It is a great shame Sass never really fulfilled the promise of her early successes, but these discs serve to remind us why people found her so exciting when she first burst onto the scene and receive a qualified recommendation from me.

Karajan’s second recording of Aida


Karajan’s second recording of Aida was recorded, like the first one, in Vienna in 1979 exactly twenty years later. For some reason, it is usually passed over in favour of the first, which starred the more obvious Aida cast of Tebaldi, Bergonzi, Simionato and MacNeil. Personally, I’ve always preferred this later one with a cast which, on paper, might seem lightweight, but actually works in practice very well.

Roughly contemporaneous with Karajan’s Berlin recording of Don Carlo this Vienna recording, though still wide ranging, is much better, more natural, putting the voices in a more natural acoustic, and Karajan in so many places brings out the beauty and lyricism of the score. He paces the score brilliantly and is most attentive to his singers. Not that this is an undramatic reading.

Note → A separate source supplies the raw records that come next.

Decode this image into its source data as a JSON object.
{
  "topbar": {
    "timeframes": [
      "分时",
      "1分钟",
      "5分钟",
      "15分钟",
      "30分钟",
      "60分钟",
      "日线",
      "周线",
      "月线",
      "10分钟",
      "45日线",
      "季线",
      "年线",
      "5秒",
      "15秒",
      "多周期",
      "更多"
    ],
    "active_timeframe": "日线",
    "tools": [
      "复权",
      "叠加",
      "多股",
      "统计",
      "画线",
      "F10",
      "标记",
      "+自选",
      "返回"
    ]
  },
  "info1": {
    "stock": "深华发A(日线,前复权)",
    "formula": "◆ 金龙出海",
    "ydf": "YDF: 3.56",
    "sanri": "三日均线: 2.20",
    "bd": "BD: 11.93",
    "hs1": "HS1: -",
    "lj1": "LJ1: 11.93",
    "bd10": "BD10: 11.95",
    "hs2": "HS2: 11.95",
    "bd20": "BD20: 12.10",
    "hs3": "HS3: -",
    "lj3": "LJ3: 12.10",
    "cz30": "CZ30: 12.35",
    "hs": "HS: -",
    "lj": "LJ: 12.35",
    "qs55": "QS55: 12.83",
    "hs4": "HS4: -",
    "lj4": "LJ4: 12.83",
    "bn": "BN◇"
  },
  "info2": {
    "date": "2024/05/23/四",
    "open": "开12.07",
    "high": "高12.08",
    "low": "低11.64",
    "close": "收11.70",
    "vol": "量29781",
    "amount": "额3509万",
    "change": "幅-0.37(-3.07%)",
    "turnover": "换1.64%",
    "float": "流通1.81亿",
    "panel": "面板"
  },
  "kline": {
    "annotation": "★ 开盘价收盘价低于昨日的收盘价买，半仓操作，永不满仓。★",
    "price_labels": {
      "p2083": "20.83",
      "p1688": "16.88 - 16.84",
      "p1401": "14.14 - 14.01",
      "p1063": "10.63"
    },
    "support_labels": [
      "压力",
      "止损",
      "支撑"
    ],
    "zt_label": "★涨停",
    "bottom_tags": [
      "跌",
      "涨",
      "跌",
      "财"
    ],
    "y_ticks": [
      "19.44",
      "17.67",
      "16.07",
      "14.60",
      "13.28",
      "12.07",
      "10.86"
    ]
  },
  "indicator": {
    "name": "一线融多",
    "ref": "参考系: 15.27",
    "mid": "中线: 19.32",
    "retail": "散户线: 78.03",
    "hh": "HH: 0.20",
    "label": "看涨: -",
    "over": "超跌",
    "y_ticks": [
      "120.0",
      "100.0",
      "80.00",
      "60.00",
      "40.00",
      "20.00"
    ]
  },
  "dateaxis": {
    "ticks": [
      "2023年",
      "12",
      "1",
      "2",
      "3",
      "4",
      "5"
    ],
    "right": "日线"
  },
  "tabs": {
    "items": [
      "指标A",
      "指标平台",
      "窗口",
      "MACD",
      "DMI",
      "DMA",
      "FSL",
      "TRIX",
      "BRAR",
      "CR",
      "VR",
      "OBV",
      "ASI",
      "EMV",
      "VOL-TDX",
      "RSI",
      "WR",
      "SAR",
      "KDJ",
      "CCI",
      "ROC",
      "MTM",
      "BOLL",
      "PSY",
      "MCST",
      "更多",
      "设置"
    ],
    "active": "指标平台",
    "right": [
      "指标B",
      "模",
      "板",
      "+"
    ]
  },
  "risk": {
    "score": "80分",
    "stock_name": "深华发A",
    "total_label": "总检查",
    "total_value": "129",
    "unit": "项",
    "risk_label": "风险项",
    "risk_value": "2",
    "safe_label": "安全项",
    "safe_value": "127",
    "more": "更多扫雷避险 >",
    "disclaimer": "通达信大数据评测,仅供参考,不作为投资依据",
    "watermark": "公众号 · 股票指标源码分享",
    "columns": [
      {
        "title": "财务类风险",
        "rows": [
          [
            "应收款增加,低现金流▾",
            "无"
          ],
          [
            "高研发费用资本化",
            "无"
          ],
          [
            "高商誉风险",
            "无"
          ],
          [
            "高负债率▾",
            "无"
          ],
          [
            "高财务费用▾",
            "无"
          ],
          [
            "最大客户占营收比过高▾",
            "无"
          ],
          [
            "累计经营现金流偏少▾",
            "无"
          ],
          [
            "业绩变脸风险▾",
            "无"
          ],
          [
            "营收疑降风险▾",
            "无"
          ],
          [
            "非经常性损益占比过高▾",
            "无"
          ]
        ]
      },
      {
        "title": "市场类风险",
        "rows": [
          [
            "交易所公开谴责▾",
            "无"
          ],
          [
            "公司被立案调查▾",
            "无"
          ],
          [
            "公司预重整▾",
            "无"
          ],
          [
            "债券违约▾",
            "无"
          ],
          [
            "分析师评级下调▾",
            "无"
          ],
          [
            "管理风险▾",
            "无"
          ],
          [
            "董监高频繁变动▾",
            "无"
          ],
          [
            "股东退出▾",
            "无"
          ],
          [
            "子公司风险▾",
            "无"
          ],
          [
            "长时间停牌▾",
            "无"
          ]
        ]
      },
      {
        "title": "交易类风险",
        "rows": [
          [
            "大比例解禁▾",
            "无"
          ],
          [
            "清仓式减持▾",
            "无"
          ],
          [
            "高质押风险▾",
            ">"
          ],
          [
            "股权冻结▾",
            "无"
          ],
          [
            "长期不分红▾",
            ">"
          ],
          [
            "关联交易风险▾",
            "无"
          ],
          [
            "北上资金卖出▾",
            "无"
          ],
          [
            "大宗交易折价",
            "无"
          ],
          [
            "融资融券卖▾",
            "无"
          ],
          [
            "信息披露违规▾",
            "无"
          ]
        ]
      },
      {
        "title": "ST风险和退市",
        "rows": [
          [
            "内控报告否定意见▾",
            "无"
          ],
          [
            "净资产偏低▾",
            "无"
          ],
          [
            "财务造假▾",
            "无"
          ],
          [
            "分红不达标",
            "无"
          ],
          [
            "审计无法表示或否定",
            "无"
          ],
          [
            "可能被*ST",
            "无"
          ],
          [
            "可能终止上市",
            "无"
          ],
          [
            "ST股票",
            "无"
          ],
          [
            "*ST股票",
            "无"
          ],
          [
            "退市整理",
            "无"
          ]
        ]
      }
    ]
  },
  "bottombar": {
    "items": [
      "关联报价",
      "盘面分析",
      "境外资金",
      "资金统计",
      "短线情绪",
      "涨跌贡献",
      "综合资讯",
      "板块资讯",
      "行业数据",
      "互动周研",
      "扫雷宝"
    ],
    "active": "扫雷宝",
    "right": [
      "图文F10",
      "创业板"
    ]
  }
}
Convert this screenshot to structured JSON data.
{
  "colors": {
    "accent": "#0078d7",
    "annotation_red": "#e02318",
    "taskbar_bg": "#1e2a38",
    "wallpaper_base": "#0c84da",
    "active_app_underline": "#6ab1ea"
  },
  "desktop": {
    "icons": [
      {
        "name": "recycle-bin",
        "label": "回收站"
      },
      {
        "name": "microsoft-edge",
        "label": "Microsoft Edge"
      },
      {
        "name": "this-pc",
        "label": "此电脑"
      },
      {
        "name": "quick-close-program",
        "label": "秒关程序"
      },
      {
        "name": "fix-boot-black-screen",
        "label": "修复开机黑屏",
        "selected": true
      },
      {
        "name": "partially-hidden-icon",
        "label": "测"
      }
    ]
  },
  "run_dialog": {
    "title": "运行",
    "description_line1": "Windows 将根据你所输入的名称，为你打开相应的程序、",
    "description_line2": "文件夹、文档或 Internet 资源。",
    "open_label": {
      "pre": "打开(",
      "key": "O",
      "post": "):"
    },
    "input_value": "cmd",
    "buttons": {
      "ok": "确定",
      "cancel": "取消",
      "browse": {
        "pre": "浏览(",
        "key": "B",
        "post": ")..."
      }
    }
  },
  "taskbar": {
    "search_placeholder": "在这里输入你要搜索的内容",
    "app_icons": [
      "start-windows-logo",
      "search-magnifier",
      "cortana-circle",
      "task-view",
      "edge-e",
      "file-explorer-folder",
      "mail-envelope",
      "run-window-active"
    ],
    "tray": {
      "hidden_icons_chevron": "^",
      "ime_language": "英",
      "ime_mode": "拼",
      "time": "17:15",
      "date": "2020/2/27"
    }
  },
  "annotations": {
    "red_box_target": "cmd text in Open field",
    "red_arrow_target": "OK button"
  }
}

Far from it. Though tempi can be measured, Karajan is an experienced Verdian and still infuses them with energy. The orchestral climaxes are stunning and all the singers relish the text and sing off the words. It hardly needs be said that the Vienna Philharmonic play magnificently.

Freni is a little taxed in places, nor does she command the sheer beauty of sound Caballé does on the Muti recording, but what pleasure it is to hear the text so well enunciated, so clearly communicated. Her Aida is lyrically vulnerable and I actually prefer it to many who one might consider more vocally entitled. Carreras is likewise a lyrical Radames, and his voice was still very beautiful at this phase of his career. He too sings well off the text. I like, for instance, the reflective way he sings Se quel guerrier io fossi, becoming more forceful in the second part of the recitative when he sings about the applause of all Memphis, before softening his tone again when he sings about Aida. How much of this is Carreras, how much Karajan I don’t know, but it makes for a more thoughtful reading than we often get.

Baltsa was also at her absolute vocal peak, though she is no barnstorming Amneris. She reminds us that Amneris is a young spoiled princess, used to getting her own way but also vulnerably feminine and a vaild rival for Aida. It is a very convincing portrayal and she is absolutely thrilling in the judgement scene. Cappuccilli is maybe not so implacable an Amonasro as Gobbi, but he also sings well off the words, and Raimondi and Van Dam are nicely contrasted as Ramfis and the King. The silken voiced Ricciarelli is luxury casting as the Priestess.

An excellent set, well worth investigating and, in my opinion, much more dramatically alive than the 1959 set, which has always seemed a little too self-consciously beautiful for my taste.